----- Information shown -----

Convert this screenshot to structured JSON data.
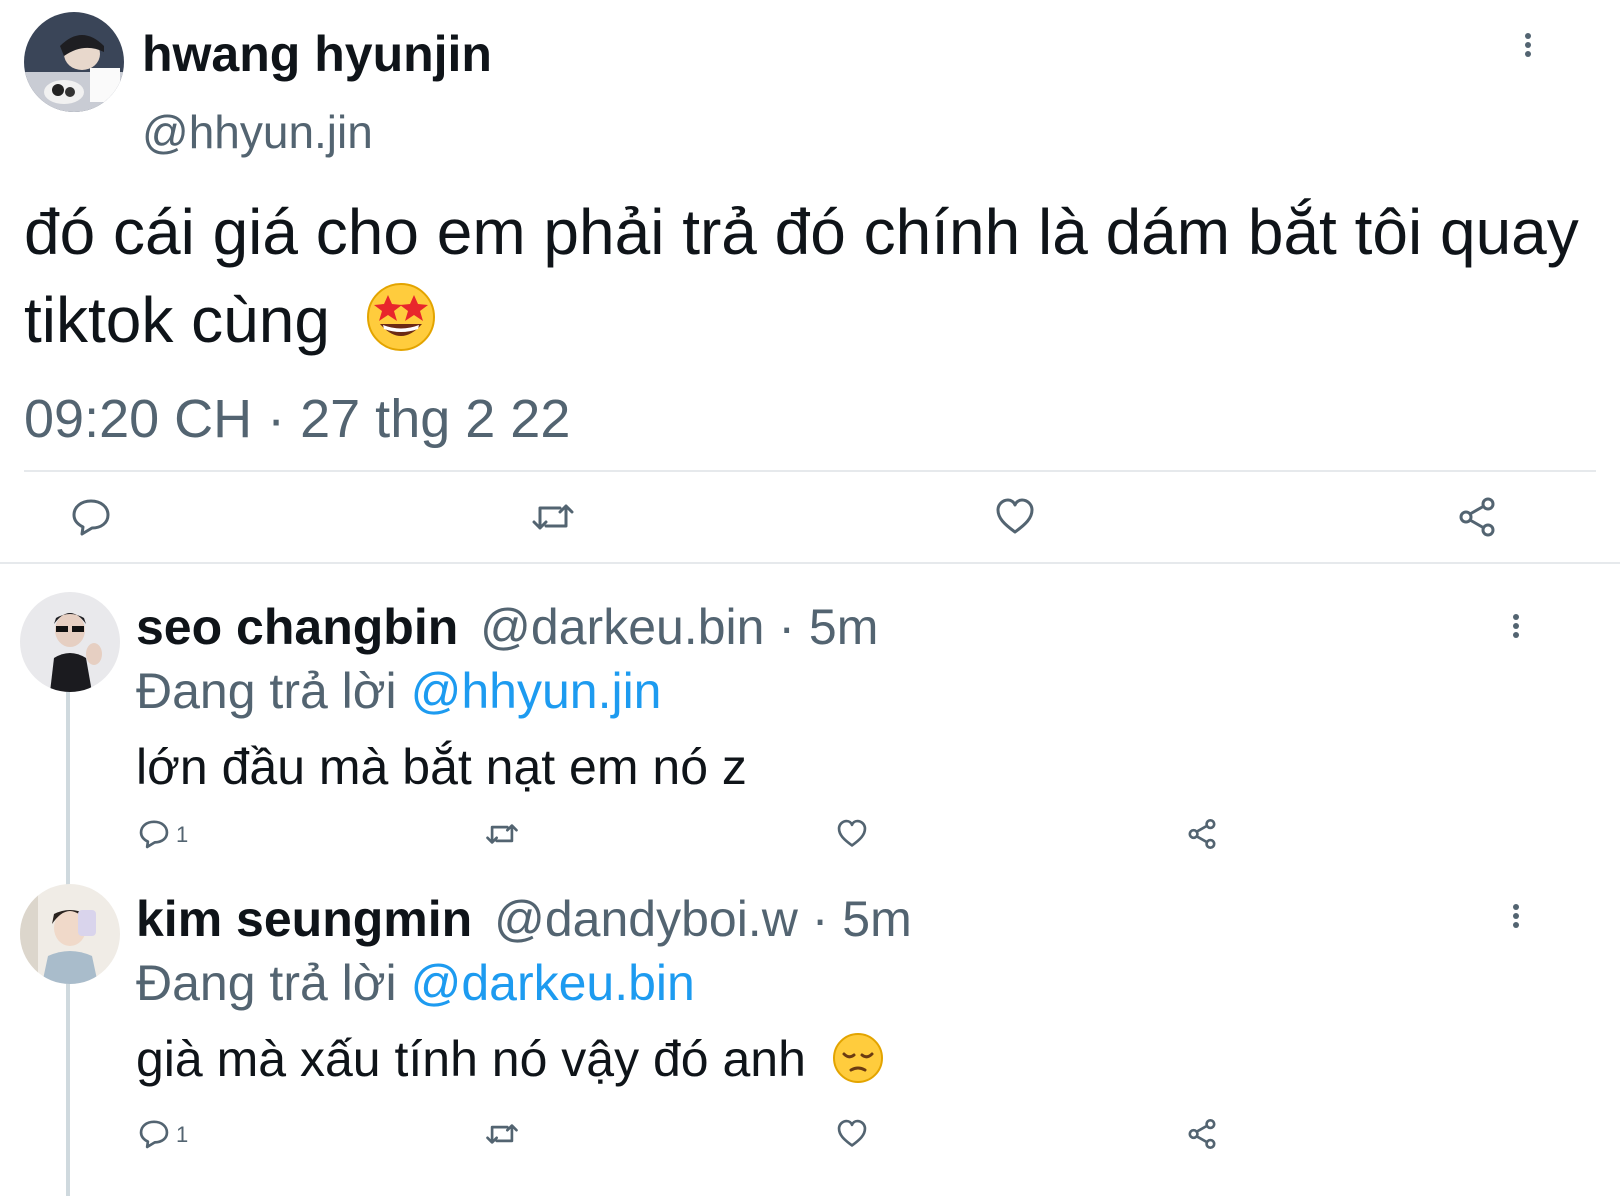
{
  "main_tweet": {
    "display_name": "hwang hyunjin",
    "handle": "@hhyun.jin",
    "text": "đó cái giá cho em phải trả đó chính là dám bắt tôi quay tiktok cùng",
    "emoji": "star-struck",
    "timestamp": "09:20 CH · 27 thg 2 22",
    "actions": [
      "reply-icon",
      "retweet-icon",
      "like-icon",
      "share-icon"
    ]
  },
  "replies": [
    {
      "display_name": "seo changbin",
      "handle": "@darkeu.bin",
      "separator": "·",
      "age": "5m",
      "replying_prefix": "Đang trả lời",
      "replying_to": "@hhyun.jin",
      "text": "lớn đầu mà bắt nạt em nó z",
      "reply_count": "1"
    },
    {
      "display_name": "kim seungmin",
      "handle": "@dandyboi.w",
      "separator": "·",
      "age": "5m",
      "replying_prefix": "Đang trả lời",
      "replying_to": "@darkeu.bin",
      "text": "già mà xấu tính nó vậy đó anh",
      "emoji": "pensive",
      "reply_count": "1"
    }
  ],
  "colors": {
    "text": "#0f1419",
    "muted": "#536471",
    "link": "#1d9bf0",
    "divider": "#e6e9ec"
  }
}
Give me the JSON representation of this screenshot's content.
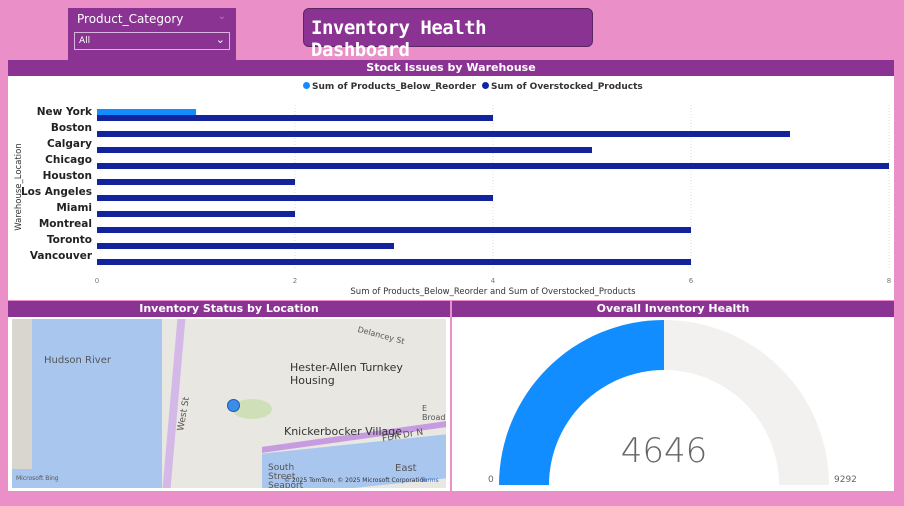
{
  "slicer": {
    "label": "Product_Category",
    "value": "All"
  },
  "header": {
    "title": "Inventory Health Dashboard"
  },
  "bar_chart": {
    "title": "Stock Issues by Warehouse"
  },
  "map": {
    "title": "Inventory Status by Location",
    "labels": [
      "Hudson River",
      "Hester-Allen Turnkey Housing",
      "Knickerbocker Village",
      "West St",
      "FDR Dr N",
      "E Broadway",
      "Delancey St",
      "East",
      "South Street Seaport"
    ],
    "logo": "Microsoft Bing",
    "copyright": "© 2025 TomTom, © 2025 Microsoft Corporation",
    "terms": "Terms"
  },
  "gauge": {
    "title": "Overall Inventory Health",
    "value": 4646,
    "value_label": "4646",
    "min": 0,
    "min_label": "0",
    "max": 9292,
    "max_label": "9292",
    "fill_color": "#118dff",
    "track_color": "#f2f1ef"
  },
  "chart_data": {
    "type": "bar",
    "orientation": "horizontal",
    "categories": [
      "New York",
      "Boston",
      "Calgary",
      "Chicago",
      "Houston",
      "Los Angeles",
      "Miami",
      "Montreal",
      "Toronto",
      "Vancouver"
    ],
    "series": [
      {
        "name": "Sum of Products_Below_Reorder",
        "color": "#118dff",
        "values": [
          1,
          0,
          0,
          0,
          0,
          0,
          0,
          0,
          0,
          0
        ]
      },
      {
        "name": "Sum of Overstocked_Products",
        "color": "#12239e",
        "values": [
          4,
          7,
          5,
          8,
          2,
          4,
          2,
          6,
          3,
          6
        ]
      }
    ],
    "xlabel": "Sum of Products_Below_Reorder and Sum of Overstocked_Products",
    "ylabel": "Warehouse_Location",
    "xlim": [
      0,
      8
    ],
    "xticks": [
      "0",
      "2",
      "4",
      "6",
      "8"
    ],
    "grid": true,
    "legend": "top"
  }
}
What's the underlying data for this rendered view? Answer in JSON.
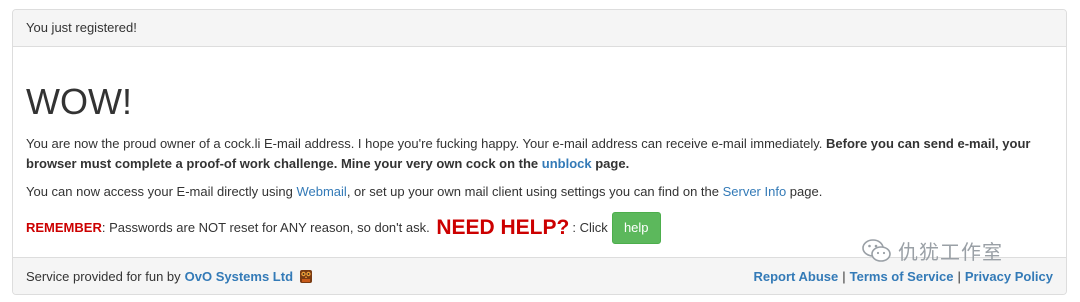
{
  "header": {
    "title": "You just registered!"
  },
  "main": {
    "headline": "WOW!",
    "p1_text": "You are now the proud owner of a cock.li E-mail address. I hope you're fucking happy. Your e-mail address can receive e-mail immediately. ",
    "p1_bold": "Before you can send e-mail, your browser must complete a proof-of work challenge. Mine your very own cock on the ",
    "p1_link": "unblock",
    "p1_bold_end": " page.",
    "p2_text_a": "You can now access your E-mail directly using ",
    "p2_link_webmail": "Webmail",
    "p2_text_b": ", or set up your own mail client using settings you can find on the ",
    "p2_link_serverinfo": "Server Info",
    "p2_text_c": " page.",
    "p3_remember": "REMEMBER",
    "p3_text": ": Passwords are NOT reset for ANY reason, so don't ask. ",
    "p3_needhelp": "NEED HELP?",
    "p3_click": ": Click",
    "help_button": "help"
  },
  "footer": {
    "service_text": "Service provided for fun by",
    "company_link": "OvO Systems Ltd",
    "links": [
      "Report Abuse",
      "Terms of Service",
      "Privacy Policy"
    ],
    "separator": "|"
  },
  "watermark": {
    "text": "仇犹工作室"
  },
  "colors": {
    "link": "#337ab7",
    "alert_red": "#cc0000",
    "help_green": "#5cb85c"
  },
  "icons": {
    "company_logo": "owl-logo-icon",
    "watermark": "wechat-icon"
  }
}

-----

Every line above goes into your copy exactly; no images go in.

Convert this screenshot to structured JSON data.
{
  "main_tweet": {
    "display_name": "hwang hyunjin",
    "handle": "@hhyun.jin",
    "text": "đó cái giá cho em phải trả đó chính là dám bắt tôi quay tiktok cùng",
    "emoji": "star-struck",
    "timestamp": "09:20 CH · 27 thg 2 22",
    "actions": [
      "reply-icon",
      "retweet-icon",
      "like-icon",
      "share-icon"
    ]
  },
  "replies": [
    {
      "display_name": "seo changbin",
      "handle": "@darkeu.bin",
      "separator": "·",
      "age": "5m",
      "replying_prefix": "Đang trả lời",
      "replying_to": "@hhyun.jin",
      "text": "lớn đầu mà bắt nạt em nó z",
      "reply_count": "1"
    },
    {
      "display_name": "kim seungmin",
      "handle": "@dandyboi.w",
      "separator": "·",
      "age": "5m",
      "replying_prefix": "Đang trả lời",
      "replying_to": "@darkeu.bin",
      "text": "già mà xấu tính nó vậy đó anh",
      "emoji": "pensive",
      "reply_count": "1"
    }
  ],
  "colors": {
    "text": "#0f1419",
    "muted": "#536471",
    "link": "#1d9bf0",
    "divider": "#e6e9ec"
  }
}
Give me the JSON representation of this screenshot's content.
{
  "slicer": {
    "label": "Product_Category",
    "value": "All"
  },
  "header": {
    "title": "Inventory Health Dashboard"
  },
  "bar_chart": {
    "title": "Stock Issues by Warehouse"
  },
  "map": {
    "title": "Inventory Status by Location",
    "labels": [
      "Hudson River",
      "Hester-Allen Turnkey Housing",
      "Knickerbocker Village",
      "West St",
      "FDR Dr N",
      "E Broadway",
      "Delancey St",
      "East",
      "South Street Seaport"
    ],
    "logo": "Microsoft Bing",
    "copyright": "© 2025 TomTom, © 2025 Microsoft Corporation",
    "terms": "Terms"
  },
  "gauge": {
    "title": "Overall Inventory Health",
    "value": 4646,
    "value_label": "4646",
    "min": 0,
    "min_label": "0",
    "max": 9292,
    "max_label": "9292",
    "fill_color": "#118dff",
    "track_color": "#f2f1ef"
  },
  "chart_data": {
    "type": "bar",
    "orientation": "horizontal",
    "categories": [
      "New York",
      "Boston",
      "Calgary",
      "Chicago",
      "Houston",
      "Los Angeles",
      "Miami",
      "Montreal",
      "Toronto",
      "Vancouver"
    ],
    "series": [
      {
        "name": "Sum of Products_Below_Reorder",
        "color": "#118dff",
        "values": [
          1,
          0,
          0,
          0,
          0,
          0,
          0,
          0,
          0,
          0
        ]
      },
      {
        "name": "Sum of Overstocked_Products",
        "color": "#12239e",
        "values": [
          4,
          7,
          5,
          8,
          2,
          4,
          2,
          6,
          3,
          6
        ]
      }
    ],
    "xlabel": "Sum of Products_Below_Reorder and Sum of Overstocked_Products",
    "ylabel": "Warehouse_Location",
    "xlim": [
      0,
      8
    ],
    "xticks": [
      "0",
      "2",
      "4",
      "6",
      "8"
    ],
    "grid": true,
    "legend": "top"
  }
}
What's the underlying data for this rendered view? Answer in JSON.
{
  "header": {
    "title": "You just registered!"
  },
  "main": {
    "headline": "WOW!",
    "p1_text": "You are now the proud owner of a cock.li E-mail address. I hope you're fucking happy. Your e-mail address can receive e-mail immediately. ",
    "p1_bold": "Before you can send e-mail, your browser must complete a proof-of work challenge. Mine your very own cock on the ",
    "p1_link": "unblock",
    "p1_bold_end": " page.",
    "p2_text_a": "You can now access your E-mail directly using ",
    "p2_link_webmail": "Webmail",
    "p2_text_b": ", or set up your own mail client using settings you can find on the ",
    "p2_link_serverinfo": "Server Info",
    "p2_text_c": " page.",
    "p3_remember": "REMEMBER",
    "p3_text": ": Passwords are NOT reset for ANY reason, so don't ask. ",
    "p3_needhelp": "NEED HELP?",
    "p3_click": ": Click",
    "help_button": "help"
  },
  "footer": {
    "service_text": "Service provided for fun by",
    "company_link": "OvO Systems Ltd",
    "links": [
      "Report Abuse",
      "Terms of Service",
      "Privacy Policy"
    ],
    "separator": "|"
  },
  "watermark": {
    "text": "仇犹工作室"
  },
  "colors": {
    "link": "#337ab7",
    "alert_red": "#cc0000",
    "help_green": "#5cb85c"
  },
  "icons": {
    "company_logo": "owl-logo-icon",
    "watermark": "wechat-icon"
  }
}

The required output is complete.